◆ **Work to be completed**: Return the data exactly, without pictures.

◆ **The input**:
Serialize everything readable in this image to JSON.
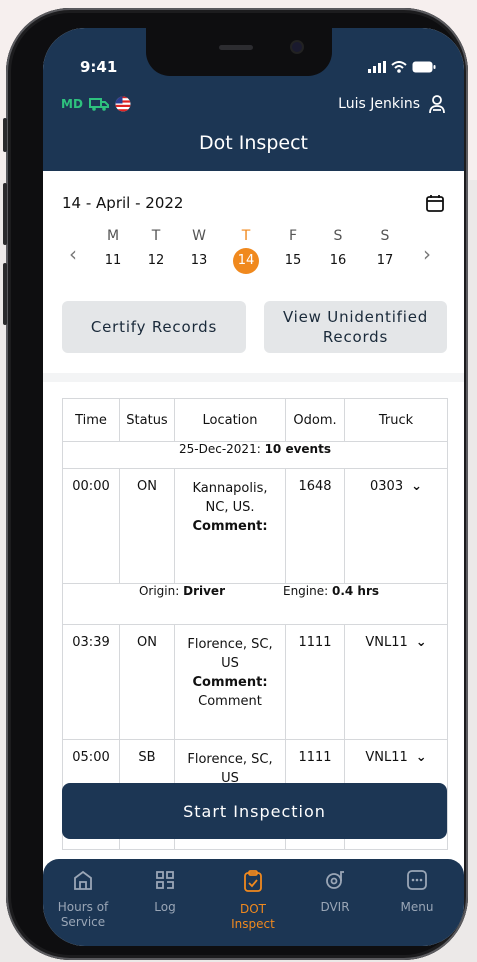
{
  "status_bar": {
    "time": "9:41"
  },
  "header": {
    "md_label": "MD",
    "user_name": "Luis Jenkins",
    "title": "Dot Inspect"
  },
  "date": {
    "label": "14 - April - 2022"
  },
  "week": {
    "days": [
      {
        "letter": "M",
        "num": "11"
      },
      {
        "letter": "T",
        "num": "12"
      },
      {
        "letter": "W",
        "num": "13"
      },
      {
        "letter": "T",
        "num": "14",
        "selected": true
      },
      {
        "letter": "F",
        "num": "15"
      },
      {
        "letter": "S",
        "num": "16"
      },
      {
        "letter": "S",
        "num": "17"
      }
    ],
    "prev": "‹",
    "next": "›"
  },
  "actions": {
    "certify": "Certify Records",
    "view_unidentified_line1": "View Unidentified",
    "view_unidentified_line2": "Records"
  },
  "table": {
    "headers": [
      "Time",
      "Status",
      "Location",
      "Odom.",
      "Truck"
    ],
    "group_label_prefix": "25-Dec-2021: ",
    "group_label_count": "10 events",
    "rows": [
      {
        "time": "00:00",
        "status": "ON",
        "location": "Kannapolis, NC, US.",
        "comment_label": "Comment:",
        "comment": "",
        "odom": "1648",
        "truck": "0303"
      },
      {
        "time": "03:39",
        "status": "ON",
        "location": "Florence, SC, US",
        "comment_label": "Comment:",
        "comment": "Comment",
        "odom": "1111",
        "truck": "VNL11"
      },
      {
        "time": "05:00",
        "status": "SB",
        "location": "Florence, SC, US",
        "comment_label": "",
        "comment": "",
        "odom": "1111",
        "truck": "VNL11"
      }
    ],
    "origin_label": "Origin: ",
    "origin_value": "Driver",
    "engine_label": "Engine: ",
    "engine_value": "0.4 hrs"
  },
  "start_button": "Start Inspection",
  "nav": [
    {
      "label1": "Hours of",
      "label2": "Service",
      "icon": "home-icon"
    },
    {
      "label1": "Log",
      "label2": "",
      "icon": "qr-icon"
    },
    {
      "label1": "DOT",
      "label2": "Inspect",
      "icon": "clipboard-icon",
      "active": true
    },
    {
      "label1": "DVIR",
      "label2": "",
      "icon": "tape-icon"
    },
    {
      "label1": "Menu",
      "label2": "",
      "icon": "menu-icon"
    }
  ],
  "colors": {
    "navy": "#1c3654",
    "accent": "#f0891e",
    "md_green": "#2ec27e"
  }
}
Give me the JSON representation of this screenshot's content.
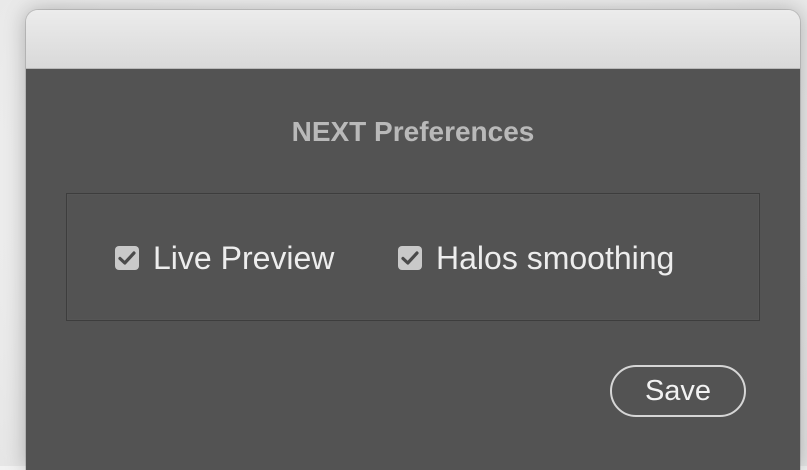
{
  "dialog": {
    "title": "NEXT Preferences"
  },
  "options": [
    {
      "label": "Live Preview",
      "checked": true
    },
    {
      "label": "Halos smoothing",
      "checked": true
    }
  ],
  "buttons": {
    "save_label": "Save"
  },
  "colors": {
    "panel_background": "#535353",
    "titlebar": "#e0e0e0",
    "title_text": "#b9b9b9",
    "label_text": "#ededed",
    "checkbox_fill": "#c9c9c9"
  },
  "icons": {
    "checkbox_mark": "checkmark-icon"
  }
}
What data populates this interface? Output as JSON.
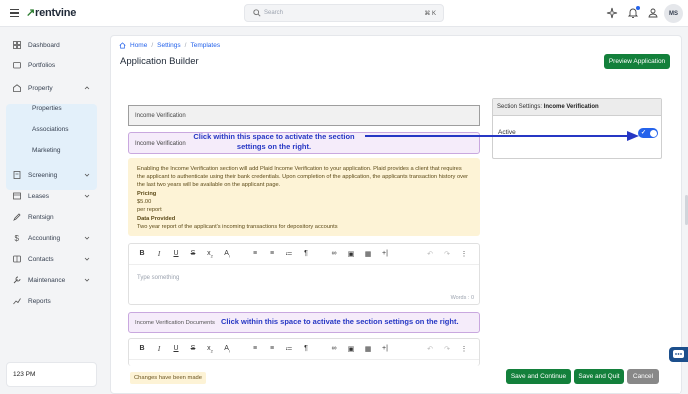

◆ **Expected answer**:
Serialize everything readable in this image to JSON.
{
  "status_bar": {
    "time": "9:41"
  },
  "header": {
    "md_label": "MD",
    "user_name": "Luis Jenkins",
    "title": "Dot Inspect"
  },
  "date": {
    "label": "14 - April - 2022"
  },
  "week": {
    "days": [
      {
        "letter": "M",
        "num": "11"
      },
      {
        "letter": "T",
        "num": "12"
      },
      {
        "letter": "W",
        "num": "13"
      },
      {
        "letter": "T",
        "num": "14",
        "selected": true
      },
      {
        "letter": "F",
        "num": "15"
      },
      {
        "letter": "S",
        "num": "16"
      },
      {
        "letter": "S",
        "num": "17"
      }
    ],
    "prev": "‹",
    "next": "›"
  },
  "actions": {
    "certify": "Certify Records",
    "view_unidentified_line1": "View Unidentified",
    "view_unidentified_line2": "Records"
  },
  "table": {
    "headers": [
      "Time",
      "Status",
      "Location",
      "Odom.",
      "Truck"
    ],
    "group_label_prefix": "25-Dec-2021: ",
    "group_label_count": "10 events",
    "rows": [
      {
        "time": "00:00",
        "status": "ON",
        "location": "Kannapolis, NC, US.",
        "comment_label": "Comment:",
        "comment": "",
        "odom": "1648",
        "truck": "0303"
      },
      {
        "time": "03:39",
        "status": "ON",
        "location": "Florence, SC, US",
        "comment_label": "Comment:",
        "comment": "Comment",
        "odom": "1111",
        "truck": "VNL11"
      },
      {
        "time": "05:00",
        "status": "SB",
        "location": "Florence, SC, US",
        "comment_label": "",
        "comment": "",
        "odom": "1111",
        "truck": "VNL11"
      }
    ],
    "origin_label": "Origin: ",
    "origin_value": "Driver",
    "engine_label": "Engine: ",
    "engine_value": "0.4 hrs"
  },
  "start_button": "Start Inspection",
  "nav": [
    {
      "label1": "Hours of",
      "label2": "Service",
      "icon": "home-icon"
    },
    {
      "label1": "Log",
      "label2": "",
      "icon": "qr-icon"
    },
    {
      "label1": "DOT",
      "label2": "Inspect",
      "icon": "clipboard-icon",
      "active": true
    },
    {
      "label1": "DVIR",
      "label2": "",
      "icon": "tape-icon"
    },
    {
      "label1": "Menu",
      "label2": "",
      "icon": "menu-icon"
    }
  ],
  "colors": {
    "navy": "#1c3654",
    "accent": "#f0891e",
    "md_green": "#2ec27e"
  }
}
Give me the JSON representation of this screenshot's content.
{
  "dialog": {
    "title": "NEXT Preferences"
  },
  "options": [
    {
      "label": "Live Preview",
      "checked": true
    },
    {
      "label": "Halos smoothing",
      "checked": true
    }
  ],
  "buttons": {
    "save_label": "Save"
  },
  "colors": {
    "panel_background": "#535353",
    "titlebar": "#e0e0e0",
    "title_text": "#b9b9b9",
    "label_text": "#ededed",
    "checkbox_fill": "#c9c9c9"
  },
  "icons": {
    "checkbox_mark": "checkmark-icon"
  }
}
What data populates this interface? Output as JSON.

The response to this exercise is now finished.